**** MATERIAL FOR THIS EXERCISE ****
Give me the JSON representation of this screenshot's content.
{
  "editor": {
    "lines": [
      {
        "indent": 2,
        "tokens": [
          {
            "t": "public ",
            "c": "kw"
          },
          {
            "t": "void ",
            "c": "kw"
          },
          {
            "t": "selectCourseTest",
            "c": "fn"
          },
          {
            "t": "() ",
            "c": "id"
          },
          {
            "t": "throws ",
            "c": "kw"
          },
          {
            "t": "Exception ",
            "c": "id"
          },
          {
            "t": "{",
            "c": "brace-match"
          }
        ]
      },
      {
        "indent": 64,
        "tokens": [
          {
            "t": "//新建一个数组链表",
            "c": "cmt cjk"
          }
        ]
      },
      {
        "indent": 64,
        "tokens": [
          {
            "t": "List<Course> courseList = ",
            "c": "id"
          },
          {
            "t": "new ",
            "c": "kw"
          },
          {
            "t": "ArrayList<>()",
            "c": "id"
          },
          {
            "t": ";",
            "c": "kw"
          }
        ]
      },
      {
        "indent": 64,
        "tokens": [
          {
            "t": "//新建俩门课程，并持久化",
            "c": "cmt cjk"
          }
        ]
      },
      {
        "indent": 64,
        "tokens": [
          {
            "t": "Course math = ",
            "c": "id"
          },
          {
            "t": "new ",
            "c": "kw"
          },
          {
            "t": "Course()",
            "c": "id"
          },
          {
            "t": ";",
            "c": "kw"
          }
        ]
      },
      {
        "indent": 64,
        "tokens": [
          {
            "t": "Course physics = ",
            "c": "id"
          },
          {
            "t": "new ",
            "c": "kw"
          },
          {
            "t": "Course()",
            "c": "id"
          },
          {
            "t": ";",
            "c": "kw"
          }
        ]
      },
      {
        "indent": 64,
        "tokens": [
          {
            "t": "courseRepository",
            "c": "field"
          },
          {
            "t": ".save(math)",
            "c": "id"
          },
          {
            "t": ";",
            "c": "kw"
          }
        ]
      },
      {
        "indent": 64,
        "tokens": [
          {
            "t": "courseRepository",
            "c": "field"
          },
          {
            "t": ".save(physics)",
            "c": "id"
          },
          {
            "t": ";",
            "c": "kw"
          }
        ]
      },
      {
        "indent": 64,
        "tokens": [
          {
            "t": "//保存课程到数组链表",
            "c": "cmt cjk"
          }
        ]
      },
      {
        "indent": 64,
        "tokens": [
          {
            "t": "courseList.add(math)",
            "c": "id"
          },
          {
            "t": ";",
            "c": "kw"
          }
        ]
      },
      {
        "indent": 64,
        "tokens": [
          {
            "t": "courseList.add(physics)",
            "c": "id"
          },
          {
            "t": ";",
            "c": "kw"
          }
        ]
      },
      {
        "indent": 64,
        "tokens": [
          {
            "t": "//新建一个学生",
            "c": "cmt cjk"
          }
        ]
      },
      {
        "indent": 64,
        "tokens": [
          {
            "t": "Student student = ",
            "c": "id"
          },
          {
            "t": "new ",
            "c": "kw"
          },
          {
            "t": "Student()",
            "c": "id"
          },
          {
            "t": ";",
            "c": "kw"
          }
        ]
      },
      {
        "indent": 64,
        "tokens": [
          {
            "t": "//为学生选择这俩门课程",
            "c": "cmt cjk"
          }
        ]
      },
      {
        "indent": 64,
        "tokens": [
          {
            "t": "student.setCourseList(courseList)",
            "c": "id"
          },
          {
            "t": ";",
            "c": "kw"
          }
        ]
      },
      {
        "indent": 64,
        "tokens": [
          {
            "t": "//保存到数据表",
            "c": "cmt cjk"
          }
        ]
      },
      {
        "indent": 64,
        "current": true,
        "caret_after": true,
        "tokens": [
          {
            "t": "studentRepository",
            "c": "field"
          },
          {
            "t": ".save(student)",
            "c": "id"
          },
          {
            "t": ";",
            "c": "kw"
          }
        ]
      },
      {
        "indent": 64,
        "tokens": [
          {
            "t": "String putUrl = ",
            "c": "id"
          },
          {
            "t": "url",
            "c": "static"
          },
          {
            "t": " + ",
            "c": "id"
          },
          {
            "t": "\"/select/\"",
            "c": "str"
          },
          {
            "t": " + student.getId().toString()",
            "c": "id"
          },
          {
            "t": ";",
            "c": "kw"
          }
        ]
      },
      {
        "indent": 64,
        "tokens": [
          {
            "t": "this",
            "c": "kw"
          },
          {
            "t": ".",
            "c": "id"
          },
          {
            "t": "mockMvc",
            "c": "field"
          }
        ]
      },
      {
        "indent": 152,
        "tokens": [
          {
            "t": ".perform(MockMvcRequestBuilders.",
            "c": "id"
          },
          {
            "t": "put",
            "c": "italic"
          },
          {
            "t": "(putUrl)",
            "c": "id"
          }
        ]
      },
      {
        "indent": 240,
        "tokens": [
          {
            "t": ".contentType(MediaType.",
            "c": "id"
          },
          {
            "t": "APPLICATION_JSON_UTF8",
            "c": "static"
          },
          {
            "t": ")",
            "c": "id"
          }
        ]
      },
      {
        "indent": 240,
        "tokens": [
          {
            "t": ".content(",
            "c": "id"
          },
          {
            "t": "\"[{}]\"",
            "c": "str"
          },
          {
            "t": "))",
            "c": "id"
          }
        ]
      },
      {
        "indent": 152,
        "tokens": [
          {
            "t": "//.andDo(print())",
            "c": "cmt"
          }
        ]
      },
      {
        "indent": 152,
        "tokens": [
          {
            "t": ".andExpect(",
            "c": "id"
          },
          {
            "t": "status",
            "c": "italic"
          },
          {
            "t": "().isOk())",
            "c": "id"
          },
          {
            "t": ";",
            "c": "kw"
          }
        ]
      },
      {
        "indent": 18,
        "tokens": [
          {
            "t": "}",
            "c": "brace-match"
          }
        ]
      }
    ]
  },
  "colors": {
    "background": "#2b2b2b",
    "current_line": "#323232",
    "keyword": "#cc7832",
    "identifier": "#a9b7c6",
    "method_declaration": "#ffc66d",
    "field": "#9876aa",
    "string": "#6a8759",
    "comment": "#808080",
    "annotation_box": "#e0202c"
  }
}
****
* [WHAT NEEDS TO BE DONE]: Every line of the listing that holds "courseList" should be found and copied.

* [RESULT OF THE EXERCISE]:
            "t": "List<Course> courseList = ",
            "t": "courseList.add(math)",
            "t": "courseList.add(physics)",
            "t": "student.setCourseList(courseList)",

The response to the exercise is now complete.